Fairbanks Daily News-Miner editorial
Thumbs up: Golden Valley Electric Association has a new CEO, but he’s someone many people in Fairbanks already know: Cory Borgeson.
Borgeson has been GVEA’s general counsel since 1989. The longtime Fairbanks attorney filled in as interim CEO for the past several months after Brian Newton left.
With high electricity prices and a variety of ideas about how to reduce them, this is not the right time for the utility to be leaderless. It’s good to see the board choose a leader who knows the issues and the community.
Thumbs up: The board of the new municipal gas utility is shaping up well.
Fairbanks North Star Borough Mayor Luke Hopkins appointed Bob Shefchik earlier this month. Shefchik, currently at the University of Alaska Fairbanks, had a long career with the Fairbanks North Star Borough and school district. He’s a good addition to the board.
Others on the board include: Bill Butler, North Pole’s director of city services; Steve Haagenson, former CEO of Golden Valley Electric Association; engineer Frank Abegg; and Mike Meeks, director of public works at Fort Wainwright.

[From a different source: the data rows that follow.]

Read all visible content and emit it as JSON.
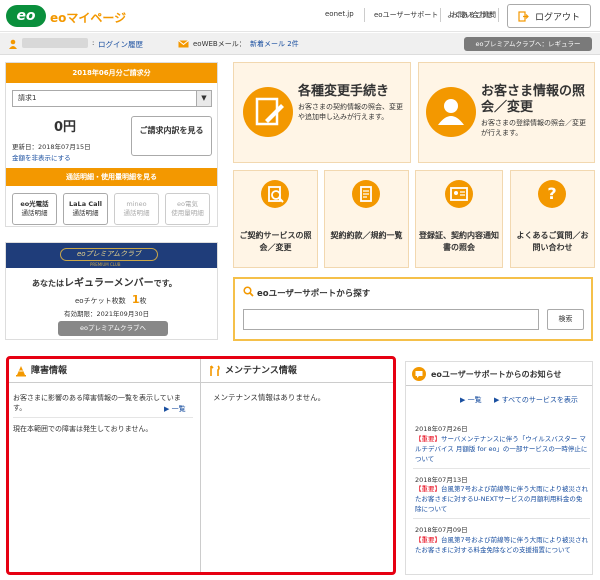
{
  "header": {
    "logo_text": "eo",
    "site_title": "eoマイページ",
    "nav": [
      "eonet.jp",
      "eoユーザーサポート",
      "よくあるご質問",
      "お問い合わせ"
    ],
    "logout_label": "ログアウト"
  },
  "userbar": {
    "user_name": "●様",
    "login_history": "ログイン履歴",
    "webmail_label": "eoWEBメール：",
    "new_mail": "新着メール 2件",
    "premium_status": "eoプレミアムクラブへ：レギュラー"
  },
  "billing": {
    "title": "2018年06月分ご請求分",
    "select_value": "請求1",
    "amount": "0円",
    "update_date": "更新日：2018年07月15日",
    "hide_amount": "金額を非表示にする",
    "detail_button": "ご請求内訳を見る",
    "usage_title": "通話明細・使用量明細を見る",
    "services": [
      {
        "name": "eo光電話",
        "sub": "通話明細",
        "disabled": false
      },
      {
        "name": "LaLa Call",
        "sub": "通話明細",
        "disabled": false
      },
      {
        "name": "mineo",
        "sub": "通話明細",
        "disabled": true
      },
      {
        "name": "eo電気",
        "sub": "使用量明細",
        "disabled": true
      }
    ]
  },
  "club": {
    "logo": "eoプレミアムクラブ",
    "logo_sub": "PREMIUM CLUB",
    "member_prefix": "あなたは",
    "member_rank": "レギュラーメンバー",
    "member_suffix": "です。",
    "ticket_label": "eoチケット枚数",
    "ticket_count": "1",
    "ticket_unit": "枚",
    "expiry": "有効期限：2021年09月30日",
    "button": "eoプレミアムクラブへ"
  },
  "tiles": {
    "change": {
      "title": "各種変更手続き",
      "desc": "お客さまの契約情報の照会、変更や追加申し込みが行えます。"
    },
    "customer": {
      "title": "お客さま情報の照会／変更",
      "desc": "お客さまの登録情報の照会／変更が行えます。"
    },
    "small": [
      {
        "label": "ご契約サービスの照会／変更",
        "icon": "magnifier-icon"
      },
      {
        "label": "契約約款／規約一覧",
        "icon": "document-icon"
      },
      {
        "label": "登録証、契約内容通知書の照会",
        "icon": "card-icon"
      },
      {
        "label": "よくあるご質問／お問い合わせ",
        "icon": "question-icon"
      }
    ]
  },
  "search": {
    "title": "eoユーザーサポートから探す",
    "placeholder": "",
    "button": "検索"
  },
  "trouble": {
    "title": "障害情報",
    "desc": "お客さまに影響のある障害情報の一覧を表示しています。",
    "list_link": "一覧",
    "status": "現在本範囲での障害は発生しておりません。"
  },
  "maintenance": {
    "title": "メンテナンス情報",
    "status": "メンテナンス情報はありません。"
  },
  "news": {
    "title": "eoユーザーサポートからのお知らせ",
    "list_link": "一覧",
    "all_services_link": "すべてのサービスを表示",
    "items": [
      {
        "date": "2018年07月26日",
        "tag": "【重要】",
        "text": "サーバメンテナンスに伴う「ウイルスバスター マルチデバイス 月額版 for eo」の一部サービスの一時停止について"
      },
      {
        "date": "2018年07月13日",
        "tag": "【重要】",
        "text": "台風第7号および前線等に伴う大雨により被災されたお客さまに対するU-NEXTサービスの月額利用料金の免除について"
      },
      {
        "date": "2018年07月09日",
        "tag": "【重要】",
        "text": "台風第7号および前線等に伴う大雨により被災されたお客さまに対する料金免除などの支援措置について"
      }
    ]
  }
}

Hopkins has two more appointments to make. He said he’d announce them Dec. 6.
Thumbs up: Fairbanks businesswoman Kyong Hollen has been named the 2012 Outstanding Philanthropist by the Alaska chapter of the Association of Fundraising Professionals.
Hollen, who owns K Janitorial and Santina’s Flowers, volunteers and supports numerous local organizations. She established two scholarships at the University of Alaska Fairbanks in 2010.
Hollen, who was born in Korea, came to Fairbanks in 1986 and became a citizen two years later.
Thumbs down: The Alaska Bird Observatory will close, the organization announced last week. The observatory has made valuable contributions to bird research and education during the past two decades.
Funding sources across the board have dropped so much that the observatory couldn’t stay open, according to the board. Three full-time and two part-time staff members will lose their jobs.
The greater loss will be to the community, which has made the observatory its go-to place for information.
It’s also a great loss to bird research. The observatory has created a unique set of data by netting and banding songbirds in the woods around Creamer’s Field. The data from summer 2012 will be the last.